The title of the exhibition, Allegro barbaro, is a tribute to the piano score written by the young Béla Bartók in 1911. It aims to revive, one hundred years on, the rich dialogue that existed between the arts in Hungary on the eve of the 20th century. Music and painting resonated with the same spirit of renewal at that time. Hungary was committed to embracing European modernity while still expressing its attachment to a culture and an idiom that conveyed its unique character within the Austro-Hungarian Empire.
Just at the moment when Béla Bartók’s first symphony, Kossuth, had its debut in Budapest in 1904, young Hungarian painters appeared on the national scene. These artists were as “lively and barbarous” as the composer.
Having embraced Fauvism for a while, (Béla Czóbel, Géza Bornemisza, Sándor Ziffer, among others), they would not have objected to this description any more than those who would later form the group called Nyolcak [The Eight] (Ödön Márffy, Róbert Berény, Károly Kernstok in particular), or the Activists led by Lajos Kassák (Sándor Bortnyik, Béla Uitz, László Moholy-Nagy...), or the musicians, poets and art critics of the Hungarian avant-garde in the years leading up to the First World War.

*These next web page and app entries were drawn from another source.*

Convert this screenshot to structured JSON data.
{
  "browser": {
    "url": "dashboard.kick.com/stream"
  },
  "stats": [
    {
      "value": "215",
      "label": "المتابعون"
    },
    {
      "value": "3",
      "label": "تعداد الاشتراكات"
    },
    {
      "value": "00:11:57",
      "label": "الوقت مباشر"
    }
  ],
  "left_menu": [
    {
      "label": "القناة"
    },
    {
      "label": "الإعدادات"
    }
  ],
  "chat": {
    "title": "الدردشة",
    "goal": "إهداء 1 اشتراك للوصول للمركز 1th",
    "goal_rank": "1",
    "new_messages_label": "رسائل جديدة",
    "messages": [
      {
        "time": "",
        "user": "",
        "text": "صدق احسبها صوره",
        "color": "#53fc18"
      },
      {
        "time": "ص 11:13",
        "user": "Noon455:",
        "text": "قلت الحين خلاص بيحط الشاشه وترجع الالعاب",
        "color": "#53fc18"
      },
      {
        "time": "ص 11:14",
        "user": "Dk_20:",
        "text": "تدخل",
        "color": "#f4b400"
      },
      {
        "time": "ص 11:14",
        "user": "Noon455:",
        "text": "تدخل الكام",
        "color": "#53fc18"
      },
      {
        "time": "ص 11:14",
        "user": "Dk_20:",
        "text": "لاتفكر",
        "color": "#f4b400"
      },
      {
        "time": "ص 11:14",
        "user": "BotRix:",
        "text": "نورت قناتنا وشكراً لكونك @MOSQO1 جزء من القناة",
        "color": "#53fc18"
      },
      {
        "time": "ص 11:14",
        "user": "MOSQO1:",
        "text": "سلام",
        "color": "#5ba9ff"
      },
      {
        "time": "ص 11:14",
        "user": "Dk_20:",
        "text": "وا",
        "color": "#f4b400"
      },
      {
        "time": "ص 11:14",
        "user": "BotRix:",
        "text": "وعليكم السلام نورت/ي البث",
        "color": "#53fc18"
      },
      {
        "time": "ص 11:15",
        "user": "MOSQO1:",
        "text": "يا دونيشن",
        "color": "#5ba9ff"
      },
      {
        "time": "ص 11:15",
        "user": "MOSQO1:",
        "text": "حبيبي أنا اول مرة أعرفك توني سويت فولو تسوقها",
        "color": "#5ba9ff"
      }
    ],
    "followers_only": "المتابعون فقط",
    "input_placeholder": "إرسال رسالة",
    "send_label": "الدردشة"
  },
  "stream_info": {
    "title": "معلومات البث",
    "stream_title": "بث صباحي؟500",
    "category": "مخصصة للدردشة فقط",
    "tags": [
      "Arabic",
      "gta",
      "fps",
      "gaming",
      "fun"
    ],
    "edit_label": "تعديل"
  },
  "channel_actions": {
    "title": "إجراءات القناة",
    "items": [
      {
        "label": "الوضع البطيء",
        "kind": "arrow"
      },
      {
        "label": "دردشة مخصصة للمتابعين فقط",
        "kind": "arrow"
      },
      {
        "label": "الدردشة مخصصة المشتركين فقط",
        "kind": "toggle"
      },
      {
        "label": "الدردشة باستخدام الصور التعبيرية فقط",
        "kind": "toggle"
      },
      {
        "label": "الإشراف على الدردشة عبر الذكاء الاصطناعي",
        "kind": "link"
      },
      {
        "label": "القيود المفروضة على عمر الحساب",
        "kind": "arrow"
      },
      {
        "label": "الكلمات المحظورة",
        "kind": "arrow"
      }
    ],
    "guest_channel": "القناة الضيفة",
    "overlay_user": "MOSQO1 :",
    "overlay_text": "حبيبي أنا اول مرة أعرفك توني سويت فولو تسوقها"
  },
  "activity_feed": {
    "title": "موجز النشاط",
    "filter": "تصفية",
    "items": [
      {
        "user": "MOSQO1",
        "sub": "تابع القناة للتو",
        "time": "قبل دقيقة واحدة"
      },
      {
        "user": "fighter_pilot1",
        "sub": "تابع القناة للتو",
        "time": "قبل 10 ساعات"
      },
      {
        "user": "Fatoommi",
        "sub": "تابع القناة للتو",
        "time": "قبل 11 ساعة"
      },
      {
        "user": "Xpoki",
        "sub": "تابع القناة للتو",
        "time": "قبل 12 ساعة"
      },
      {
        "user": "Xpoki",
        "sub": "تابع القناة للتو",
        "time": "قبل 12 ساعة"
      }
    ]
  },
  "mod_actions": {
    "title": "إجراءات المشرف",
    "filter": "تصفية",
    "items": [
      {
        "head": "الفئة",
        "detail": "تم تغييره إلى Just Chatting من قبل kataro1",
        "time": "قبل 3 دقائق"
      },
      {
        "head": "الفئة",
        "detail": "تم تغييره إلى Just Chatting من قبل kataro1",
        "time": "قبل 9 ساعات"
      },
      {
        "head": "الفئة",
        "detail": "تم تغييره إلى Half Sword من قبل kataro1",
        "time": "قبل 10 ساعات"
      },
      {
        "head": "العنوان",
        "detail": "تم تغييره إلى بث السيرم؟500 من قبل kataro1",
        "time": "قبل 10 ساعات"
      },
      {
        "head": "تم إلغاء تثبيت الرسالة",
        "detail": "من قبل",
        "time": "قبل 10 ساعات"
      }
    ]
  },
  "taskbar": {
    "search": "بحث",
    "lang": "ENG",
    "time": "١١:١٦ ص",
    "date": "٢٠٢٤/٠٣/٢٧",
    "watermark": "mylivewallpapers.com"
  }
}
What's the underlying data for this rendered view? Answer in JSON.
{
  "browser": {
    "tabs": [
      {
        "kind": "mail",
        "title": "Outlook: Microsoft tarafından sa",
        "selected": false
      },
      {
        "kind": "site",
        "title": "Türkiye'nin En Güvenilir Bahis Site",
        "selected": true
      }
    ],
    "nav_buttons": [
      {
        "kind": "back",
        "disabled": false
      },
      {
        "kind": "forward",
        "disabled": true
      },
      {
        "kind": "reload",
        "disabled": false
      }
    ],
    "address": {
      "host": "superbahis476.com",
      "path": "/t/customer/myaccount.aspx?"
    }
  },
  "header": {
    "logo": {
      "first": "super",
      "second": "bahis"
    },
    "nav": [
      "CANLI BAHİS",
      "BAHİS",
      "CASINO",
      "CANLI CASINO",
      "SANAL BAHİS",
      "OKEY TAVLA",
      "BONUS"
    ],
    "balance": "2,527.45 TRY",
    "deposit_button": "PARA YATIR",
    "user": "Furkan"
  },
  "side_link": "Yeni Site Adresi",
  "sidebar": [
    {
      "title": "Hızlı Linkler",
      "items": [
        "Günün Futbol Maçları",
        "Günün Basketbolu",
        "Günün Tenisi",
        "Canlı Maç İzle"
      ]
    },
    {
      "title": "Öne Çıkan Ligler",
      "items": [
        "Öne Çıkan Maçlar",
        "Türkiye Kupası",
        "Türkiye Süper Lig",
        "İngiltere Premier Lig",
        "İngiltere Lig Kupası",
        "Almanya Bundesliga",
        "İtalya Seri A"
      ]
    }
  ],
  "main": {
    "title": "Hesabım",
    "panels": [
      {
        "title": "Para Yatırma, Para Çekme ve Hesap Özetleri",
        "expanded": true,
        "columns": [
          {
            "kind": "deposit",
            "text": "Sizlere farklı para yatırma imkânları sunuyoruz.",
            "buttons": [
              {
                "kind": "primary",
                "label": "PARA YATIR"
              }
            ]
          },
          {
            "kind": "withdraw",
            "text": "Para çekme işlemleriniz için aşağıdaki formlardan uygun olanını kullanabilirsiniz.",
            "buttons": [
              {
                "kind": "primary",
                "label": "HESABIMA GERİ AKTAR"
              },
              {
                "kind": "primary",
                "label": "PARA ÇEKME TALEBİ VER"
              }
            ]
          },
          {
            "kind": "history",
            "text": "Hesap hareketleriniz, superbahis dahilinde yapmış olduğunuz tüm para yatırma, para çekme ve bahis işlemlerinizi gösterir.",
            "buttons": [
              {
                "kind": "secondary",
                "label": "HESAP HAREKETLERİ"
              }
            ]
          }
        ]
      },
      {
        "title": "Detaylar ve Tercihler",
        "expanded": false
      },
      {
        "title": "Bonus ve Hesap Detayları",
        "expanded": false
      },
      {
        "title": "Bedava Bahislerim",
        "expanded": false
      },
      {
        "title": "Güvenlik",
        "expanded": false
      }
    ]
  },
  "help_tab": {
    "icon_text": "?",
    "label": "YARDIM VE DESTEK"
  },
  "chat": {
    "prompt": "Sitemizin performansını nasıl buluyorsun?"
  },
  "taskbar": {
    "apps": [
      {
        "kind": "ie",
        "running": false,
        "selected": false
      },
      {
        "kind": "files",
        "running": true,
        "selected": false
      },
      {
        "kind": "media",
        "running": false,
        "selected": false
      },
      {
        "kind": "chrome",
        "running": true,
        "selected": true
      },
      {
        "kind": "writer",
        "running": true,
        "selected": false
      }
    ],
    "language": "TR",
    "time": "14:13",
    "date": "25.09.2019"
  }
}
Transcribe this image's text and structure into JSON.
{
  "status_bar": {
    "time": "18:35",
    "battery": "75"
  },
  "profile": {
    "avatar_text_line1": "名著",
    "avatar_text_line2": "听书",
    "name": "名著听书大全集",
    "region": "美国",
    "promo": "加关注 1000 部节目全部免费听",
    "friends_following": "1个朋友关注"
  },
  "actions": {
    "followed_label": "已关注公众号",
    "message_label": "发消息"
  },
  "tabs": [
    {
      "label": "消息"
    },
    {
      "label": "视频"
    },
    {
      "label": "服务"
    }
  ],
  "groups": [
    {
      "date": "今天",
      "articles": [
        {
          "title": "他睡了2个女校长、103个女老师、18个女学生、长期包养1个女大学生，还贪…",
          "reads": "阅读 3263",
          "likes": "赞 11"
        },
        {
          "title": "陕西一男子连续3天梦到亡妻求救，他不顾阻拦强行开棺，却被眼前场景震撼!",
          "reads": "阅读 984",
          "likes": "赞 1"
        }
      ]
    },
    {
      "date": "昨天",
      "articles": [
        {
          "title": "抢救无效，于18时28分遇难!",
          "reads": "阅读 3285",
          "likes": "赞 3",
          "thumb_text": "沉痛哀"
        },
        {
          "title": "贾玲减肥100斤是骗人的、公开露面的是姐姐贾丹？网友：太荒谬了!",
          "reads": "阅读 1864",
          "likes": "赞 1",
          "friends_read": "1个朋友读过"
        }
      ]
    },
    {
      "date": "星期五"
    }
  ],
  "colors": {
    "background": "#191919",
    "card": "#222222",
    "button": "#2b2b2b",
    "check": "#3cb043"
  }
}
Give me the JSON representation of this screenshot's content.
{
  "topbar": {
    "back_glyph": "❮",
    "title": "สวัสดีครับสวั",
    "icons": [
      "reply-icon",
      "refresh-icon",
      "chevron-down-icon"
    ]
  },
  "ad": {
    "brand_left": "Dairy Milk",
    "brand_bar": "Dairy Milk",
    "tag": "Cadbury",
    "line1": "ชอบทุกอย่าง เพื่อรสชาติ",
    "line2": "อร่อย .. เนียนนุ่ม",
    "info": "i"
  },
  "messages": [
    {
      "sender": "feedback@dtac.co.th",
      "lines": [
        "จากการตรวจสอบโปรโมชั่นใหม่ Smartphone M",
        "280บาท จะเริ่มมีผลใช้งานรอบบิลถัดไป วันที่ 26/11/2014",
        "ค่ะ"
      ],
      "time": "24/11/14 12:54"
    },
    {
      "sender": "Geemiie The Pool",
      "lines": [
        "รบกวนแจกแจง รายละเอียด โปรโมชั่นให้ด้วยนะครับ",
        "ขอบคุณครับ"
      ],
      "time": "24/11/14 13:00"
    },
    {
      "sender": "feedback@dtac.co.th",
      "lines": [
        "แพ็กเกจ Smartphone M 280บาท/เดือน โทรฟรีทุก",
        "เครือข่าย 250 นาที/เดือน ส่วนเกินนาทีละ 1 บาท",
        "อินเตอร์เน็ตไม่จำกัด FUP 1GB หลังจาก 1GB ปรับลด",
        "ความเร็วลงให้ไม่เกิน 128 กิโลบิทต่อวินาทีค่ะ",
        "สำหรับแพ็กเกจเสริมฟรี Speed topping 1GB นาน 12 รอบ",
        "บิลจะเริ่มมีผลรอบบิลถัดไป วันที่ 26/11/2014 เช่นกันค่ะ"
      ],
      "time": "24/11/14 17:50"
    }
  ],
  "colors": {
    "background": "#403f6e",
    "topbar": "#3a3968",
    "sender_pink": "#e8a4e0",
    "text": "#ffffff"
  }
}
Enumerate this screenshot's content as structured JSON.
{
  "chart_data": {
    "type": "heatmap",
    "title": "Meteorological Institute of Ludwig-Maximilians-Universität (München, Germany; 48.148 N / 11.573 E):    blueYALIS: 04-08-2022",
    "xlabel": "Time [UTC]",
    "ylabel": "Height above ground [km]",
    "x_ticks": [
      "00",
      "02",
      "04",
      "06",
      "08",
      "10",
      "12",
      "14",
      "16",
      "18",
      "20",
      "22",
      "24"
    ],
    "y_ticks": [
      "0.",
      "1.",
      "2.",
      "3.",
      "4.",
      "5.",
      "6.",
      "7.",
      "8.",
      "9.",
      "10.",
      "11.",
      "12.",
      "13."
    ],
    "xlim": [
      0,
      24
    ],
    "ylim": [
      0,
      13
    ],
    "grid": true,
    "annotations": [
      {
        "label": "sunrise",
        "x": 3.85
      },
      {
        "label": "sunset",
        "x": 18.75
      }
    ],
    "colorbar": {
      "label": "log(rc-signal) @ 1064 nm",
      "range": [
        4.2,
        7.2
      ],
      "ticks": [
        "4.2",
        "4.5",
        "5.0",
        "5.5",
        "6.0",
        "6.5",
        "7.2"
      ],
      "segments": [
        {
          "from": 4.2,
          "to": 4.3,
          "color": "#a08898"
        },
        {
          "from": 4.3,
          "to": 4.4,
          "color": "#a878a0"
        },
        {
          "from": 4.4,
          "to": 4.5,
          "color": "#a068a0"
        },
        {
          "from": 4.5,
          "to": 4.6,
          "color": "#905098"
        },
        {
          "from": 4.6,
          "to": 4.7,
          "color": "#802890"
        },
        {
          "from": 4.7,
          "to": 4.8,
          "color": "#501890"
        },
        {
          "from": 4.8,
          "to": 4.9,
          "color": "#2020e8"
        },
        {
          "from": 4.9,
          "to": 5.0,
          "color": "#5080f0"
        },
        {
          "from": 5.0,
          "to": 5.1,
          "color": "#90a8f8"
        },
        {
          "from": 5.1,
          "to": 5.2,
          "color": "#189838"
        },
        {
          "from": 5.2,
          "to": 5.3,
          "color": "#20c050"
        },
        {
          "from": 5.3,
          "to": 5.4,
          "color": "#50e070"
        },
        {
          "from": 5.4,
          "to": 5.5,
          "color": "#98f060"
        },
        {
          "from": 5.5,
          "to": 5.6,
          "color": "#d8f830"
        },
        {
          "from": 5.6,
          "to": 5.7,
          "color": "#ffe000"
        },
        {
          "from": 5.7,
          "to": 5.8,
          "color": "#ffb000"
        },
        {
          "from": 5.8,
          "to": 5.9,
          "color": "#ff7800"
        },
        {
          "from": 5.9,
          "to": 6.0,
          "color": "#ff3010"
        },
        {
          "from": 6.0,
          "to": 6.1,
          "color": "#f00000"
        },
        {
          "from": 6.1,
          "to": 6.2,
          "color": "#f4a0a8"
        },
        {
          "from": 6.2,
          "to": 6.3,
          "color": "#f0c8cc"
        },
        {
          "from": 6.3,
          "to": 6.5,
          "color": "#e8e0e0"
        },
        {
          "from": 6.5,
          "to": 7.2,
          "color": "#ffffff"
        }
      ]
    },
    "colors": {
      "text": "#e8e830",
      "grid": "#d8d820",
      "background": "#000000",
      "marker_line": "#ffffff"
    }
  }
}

Accompanied by Bartók’s music, this exhibition takes the visitor on a moving and historical tour among artworks that share the rhythms of Bartók’s vehement, percussive scores.